More than half of the world’s population now lives in urban communities, and over 80% of Canadians do. As such, cities have become increasingly central to how we humans organize our lives, on both an individual and a societal level. Through this course we will analyze just a few aspects of contemporary cities and the urban, taking a global perspective that will afford us a deeper understanding of the diversities of urban life around the world and our own urban contexts, and the inequalities and power relations inherent in them. We will do this in large part by paying close attention to all of our senses and what they can tell us about the environment around us, and by thinking spatially, focusing on how systems and urban inhabitants consciously and unconsciously make and use spaces and how those spaces in turn shape us and our societies. We draw from an eclectic set of sources: ethnographies, music, films, recorded soundscapes, and maybe even a YouTube video or three. We will seek to both locate the city and displace our usual sense of what it means, and in the process gain a more complex, nuanced perspective on the urban. We approach this project as partners and will be insightful and generous critics to the material and each other.
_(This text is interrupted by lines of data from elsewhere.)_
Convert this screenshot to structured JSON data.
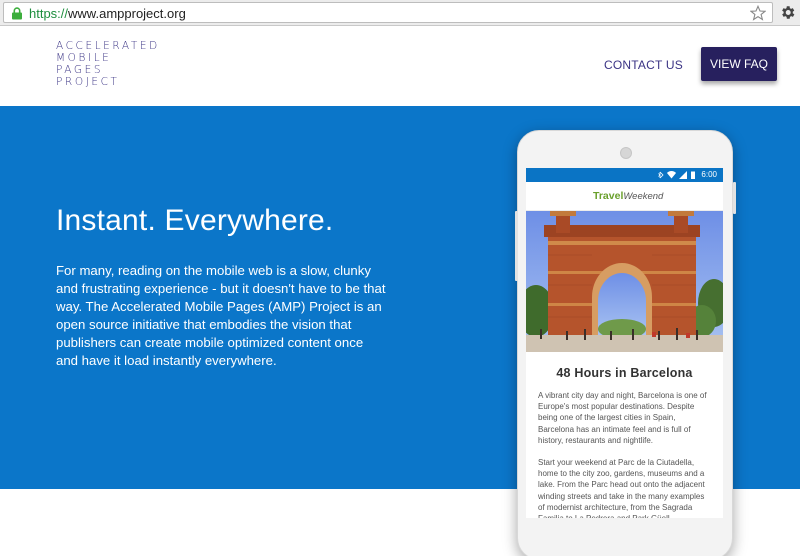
{
  "browser": {
    "url_scheme": "https://",
    "url_host": "www.ampproject.org"
  },
  "header": {
    "logo_lines": [
      "ACCELERATED",
      "MOBILE",
      "PAGES",
      "PROJECT"
    ],
    "contact_label": "CONTACT US",
    "faq_label": "VIEW FAQ"
  },
  "hero": {
    "title": "Instant. Everywhere.",
    "text": "For many, reading on the mobile web is a slow, clunky and frustrating experience - but it doesn't have to be that way. The Accelerated Mobile Pages (AMP) Project is an open source initiative that embodies the vision that publishers can create mobile optimized content once and have it load instantly everywhere."
  },
  "phone": {
    "status_time": "6:00",
    "brand_part1": "Travel",
    "brand_part2": "Weekend",
    "article_title": "48 Hours in Barcelona",
    "paragraphs": [
      "A vibrant city day and night, Barcelona is one of Europe's most popular destinations. Despite being one of the largest cities in Spain, Barcelona has an intimate feel and is full of history, restaurants and nightlife.",
      "Start your weekend at Parc de la Ciutadella, home to the city zoo, gardens, museums and a lake. From the Parc head out onto the adjacent winding streets and take in the many examples of modernist architecture, from the Sagrada Familia to La Pedrera and Park Güell."
    ]
  },
  "colors": {
    "hero_blue": "#0b76c9",
    "brand_purple": "#3b3485",
    "button_navy": "#27205e",
    "https_green": "#1e8e3e"
  },
  "icons": {
    "lock": "lock-icon",
    "star": "star-icon",
    "settings": "gear-icon"
  }
}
  • Participation and attendance 15%
  • Weekly reading responses 15%
  • Ethnographic observation of an urban space 20%
  • Critical synthesis of course themes 20%
  • Final project 30%


Grading: Where a final exam is scheduled and the student does not write the exam or withdraw from the course before the deadline date, an N grade will be assigned. Unless otherwise specified on the course syllabus, all graded assignments for this course must be completed for a final grade other than N to be assigned. An N is considered as an F for the purposes of scholastic standing.

Grading System: The Undergraduate Course Grading System is as follows:

A+ (95-100) | A (90-94) | A- (85-89) | B+ (80-84) | B (75-79) | B- (70-74) | C+ (65-69) | C (60-64) | C- (55-59) | D (50-54) | F (0-49) | N*
*N standing to indicate the student did not complete course requirements

Academic Dishonesty and Misconduct Policy: The Department of Sociology & Anthropology follows SFU policy in relation to grading practices, grade appeals (Policy T 20.01) and academic dishonesty and misconduct procedures (S10.01‐S10.04). Unless otherwise informed by your instructor in writing, in graded written assignments you must cite the sources you rely on and include a bibliography/list of references, following an instructor-approved citation style.  It is the responsibility of students to inform themselves of the content of SFU policies available on the SFU website.



Universal Access Remote learning for this semester requires a computer or tablet, camera, and internet access. Most laptops and desktops are running OSX and Windows. Tablets may be Android, iOS or Windows based. Headsets are advised but not necessary. Note that students have access to free Office 365 or Adobe Creative Cloud found here.

Registrar Notes:

SFU’s Academic Integrity web site is filled with information on what is meant by academic dishonesty, where you can find resources to help with your studies and the consequences of cheating.  Check out the site for more information and videos that help explain the issues in plain English.

Each student is responsible for his or her conduct as it affects the University community.  Academic dishonesty, in whatever form, is ultimately destructive of the values of the University. Furthermore, it is unfair and discouraging to the majority of students who pursue their studies honestly. Scholarly integrity is required of all members of the University.


Please note that all teaching at SFU in summer term 2020 will be conducted through remote methods. Enrollment in this course acknowledges that remote study may entail different modes of learning, interaction with your instructor, and ways of getting feedback on your work than may be the case for in-person classes.

Students with hidden or visible disabilities who believe they may need class or exam accommodations, including in the current context of remote learning, are encouraged to register with the SFU Centre for Accessible Learning ( or 778-782-3112) as soon as possible to ensure that they are eligible and that approved accommodations and services are implemented in a timely fashion